- She’ll feel more at ease in the crate if there are familiar things around her.
- It makes her like being in the crate more.
- She will be less inclined to chew on your possessions when she is not in the crate since it helps her learn what is appropriate to chew on.
Why does my dog bite the blanket and knead it?
Human babies have been observed sucking on their thumbs, pacifiers, or cuddly blankets to help them relax when disturbed. By the time they are toddlers, they normally outgrow this tendency.
However, pups who rely on blankets for security and comfort typically don’t outgrow the behavior and continue to do so throughout their lives. Warm and cozy like their moms, blankets are.

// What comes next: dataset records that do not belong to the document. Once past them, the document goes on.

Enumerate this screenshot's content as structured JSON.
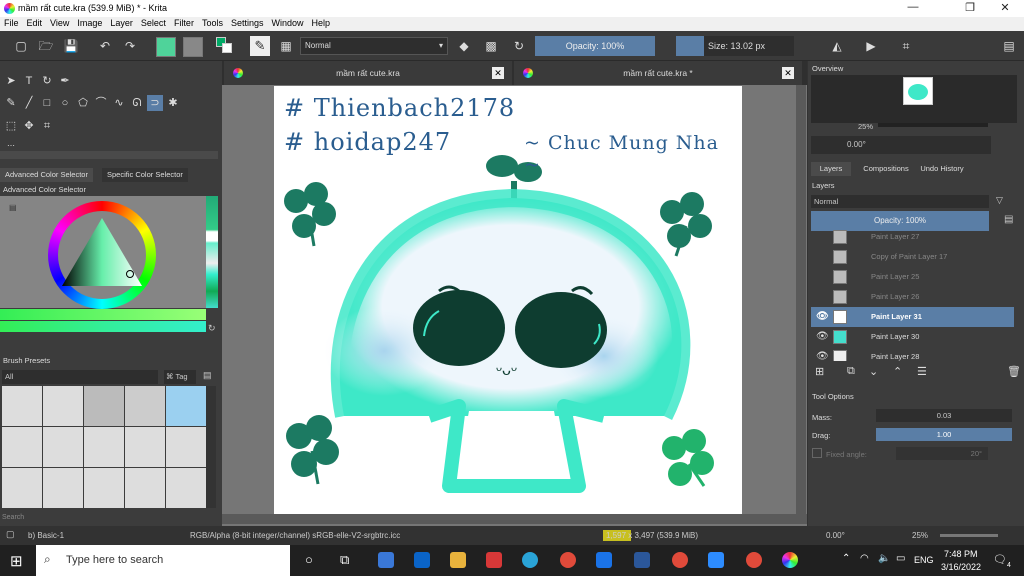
{
  "window": {
    "title": "mầm rất cute.kra (539.9 MiB)  * - Krita",
    "controls": [
      "—",
      "❐",
      "✕"
    ]
  },
  "menu": [
    "File",
    "Edit",
    "View",
    "Image",
    "Layer",
    "Select",
    "Filter",
    "Tools",
    "Settings",
    "Window",
    "Help"
  ],
  "toolbar": {
    "blend_mode": "Normal",
    "opacity": "Opacity: 100%",
    "size": "Size: 13.02 px"
  },
  "left_panel": {
    "tabs": [
      "Advanced Color Selector",
      "Specific Color Selector"
    ],
    "color_selector_title": "Advanced Color Selector",
    "brush_presets_title": "Brush Presets",
    "brush_filter": "All",
    "tag_label": "Tag",
    "search_placeholder": "Search"
  },
  "document_tabs": [
    {
      "label": "mầm rất cute.kra"
    },
    {
      "label": "mầm rất cute.kra *"
    }
  ],
  "canvas_art": {
    "line1": "# Thienbach2178",
    "line2": "# hoidap247",
    "line3": "~ Chuc Mung Nha ~",
    "face": "ᵕᴗᵕ"
  },
  "right_panel": {
    "overview_title": "Overview",
    "zoom": "25%",
    "rotation": "0.00°",
    "tabs": [
      "Layers",
      "Compositions",
      "Undo History"
    ],
    "layers_title": "Layers",
    "blend_mode": "Normal",
    "opacity": "Opacity: 100%",
    "layers": [
      {
        "name": "Paint Layer 27",
        "visible": false,
        "selected": false
      },
      {
        "name": "Copy of Paint Layer 17",
        "visible": false,
        "selected": false
      },
      {
        "name": "Paint Layer 25",
        "visible": false,
        "selected": false
      },
      {
        "name": "Paint Layer 26",
        "visible": false,
        "selected": false
      },
      {
        "name": "Paint Layer 31",
        "visible": true,
        "selected": true
      },
      {
        "name": "Paint Layer 30",
        "visible": true,
        "selected": false
      },
      {
        "name": "Paint Layer 28",
        "visible": true,
        "selected": false
      }
    ],
    "tool_options_title": "Tool Options",
    "mass_label": "Mass:",
    "mass_value": "0.03",
    "drag_label": "Drag:",
    "drag_value": "1.00",
    "fixed_angle_label": "Fixed angle:",
    "fixed_angle_value": "20°"
  },
  "status": {
    "brush": "b) Basic-1",
    "color_space": "RGB/Alpha (8-bit integer/channel)  sRGB-elle-V2-srgbtrc.icc",
    "size": "1,597 x 3,497 (539.9 MiB)",
    "rotation": "0.00°",
    "zoom": "25%"
  },
  "taskbar": {
    "search_placeholder": "Type here to search",
    "language": "ENG",
    "time": "7:48 PM",
    "date": "3/16/2022",
    "notifications": "4"
  },
  "colors": {
    "accent": "#5a7ea6",
    "mint": "#3ee8c8",
    "dark_green": "#1c7a62",
    "title_text": "#2a5d8f"
  }
}
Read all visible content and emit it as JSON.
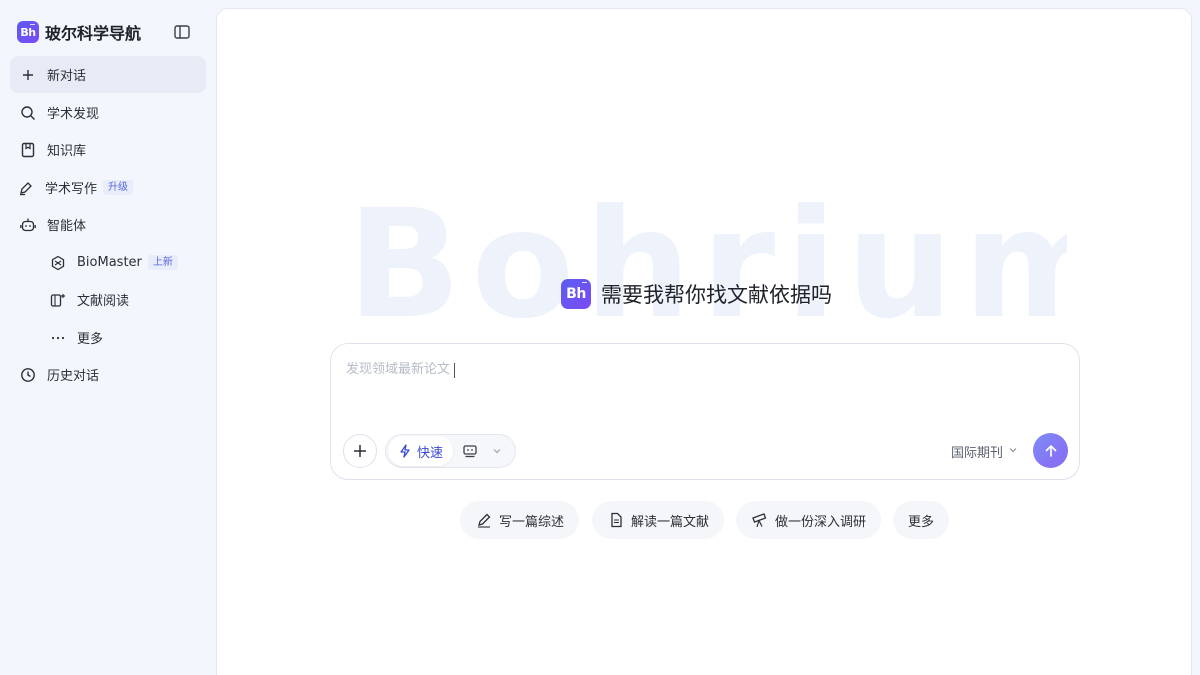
{
  "brand": {
    "name": "玻尔科学导航",
    "logo_text": "Bh"
  },
  "sidebar": {
    "items": [
      {
        "label": "新对话",
        "icon": "plus-icon",
        "active": true
      },
      {
        "label": "学术发现",
        "icon": "search-icon"
      },
      {
        "label": "知识库",
        "icon": "book-icon"
      },
      {
        "label": "学术写作",
        "icon": "pen-icon",
        "badge": "升级"
      },
      {
        "label": "智能体",
        "icon": "robot-icon"
      },
      {
        "label": "BioMaster",
        "icon": "biomaster-icon",
        "badge": "上新"
      },
      {
        "label": "文献阅读",
        "icon": "reader-icon"
      },
      {
        "label": "更多",
        "icon": "more-dots-icon"
      },
      {
        "label": "历史对话",
        "icon": "clock-icon"
      }
    ]
  },
  "main": {
    "watermark": "Bohrium",
    "hero_logo_text": "Bh",
    "hero_title": "需要我帮你找文献依据吗",
    "input": {
      "placeholder": "发现领域最新论文",
      "value": ""
    },
    "mode": {
      "label": "快速",
      "icon": "lightning-icon"
    },
    "journal_filter": "国际期刊",
    "suggestions": [
      {
        "label": "写一篇综述",
        "icon": "pencil-icon"
      },
      {
        "label": "解读一篇文献",
        "icon": "document-icon"
      },
      {
        "label": "做一份深入调研",
        "icon": "telescope-icon"
      },
      {
        "label": "更多"
      }
    ]
  },
  "colors": {
    "accent": "#3c4ad0",
    "send_gradient_start": "#7c8cf7",
    "send_gradient_end": "#8b68f2",
    "logo": "#5b5cf0"
  }
}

Some dogs may even tenderly knead the blankets to assist get them close so they can lie on them. It also works with pillows, stuffed animals, or an article of clothing from its owner.
How can I prevent my dog from ruining the bedding in his crate?
Having a dog may be a constant source of happiness… and annoyance. It’s possible that a puppy who generally behaves properly has a bad habit. You may be at the end of your tether financially if your dog regularly ruins her bed with her gnawing. But it’s crucial to comprehend why dogs ruin their beds in order to stop this behavior.
Your Dog Might Be Chewing Her Bed Because…
- She Is Missing You: Although it may seem unbelievable to some, dogs and humans both feel separation anxiety. If your dog is stressed or anxious, she could chew when she’s left alone in an effort to calm those emotions. Puppies essentially use it as a coping mechanism. She might also whine and bark, pace around the room, or relieve herself inside while you’re away if her chewing is caused by worry.
- Is your dog on a tight diet? – She’s Hungry If so, she might be trying to discover another food source by gnawing on her bedding. This is particularly true if her bedding has an odour of food. A pup with pica, a disorder that causes canines to devour objects other than food in their environment, may just be unsure of what she should eat and what she should leave alone. A dog who is excessively hungry may seek out anything to augment their diet.
- She Has a Compulsion: A dog might occasionally lick, sucking, or chew on clothes. According to experts, this compulsive habit may have been brought on by premature weaning. If you’ve tried to divert your dog from exhibiting these behaviors without success, you might wish to speak with an animal behaviorist and enroll your dog in specialized training sessions to break this compulsion.
- One of the biggest causes of dogs chewing objects they shouldn’t is boredom. When a dog is lonely or bored, it will look for objects to chew on to occupy its attention. Even though some chewing is natural and instinctual, especially in the early stages, a puppy who destroys her bed for an extended period of time may not have access to other outlets or ways to spend the time.
How to Stop a Dog From Destroying Her Bedding
- Purchase Some Chew Toys or Treats: Your initial step should be to purchase some premium chew toys and treats (like dental chew sticks or bully sticks). Even when acting instinctively, a dog will still chew since it helps her maintain a strong jaw and set of teeth. She won’t be tempted to ruin her bed this way. Just remember to watch over your dog whenever she is given an edible chew.
- Reduce Her Negative Behavior by Distracting Her with an Activity. Take her outside for fun, take a stroll, or take her to the dog park if she starts chewing on her bed. Here, exercise and social interaction are essential since they’ll prevent boredom and ensure that her energy is used effectively.
- Consult a veterinarian: When owners spend money on toys, durable dog kennel beds, and distraction techniques but their dogs’ behavior doesn’t improve, it’s conceivable that an underlying medical issue is at play. To determine whether your dog may be feeling physical discomfort and turning to chewing as a coping mechanism, make an appointment with your veterinarian.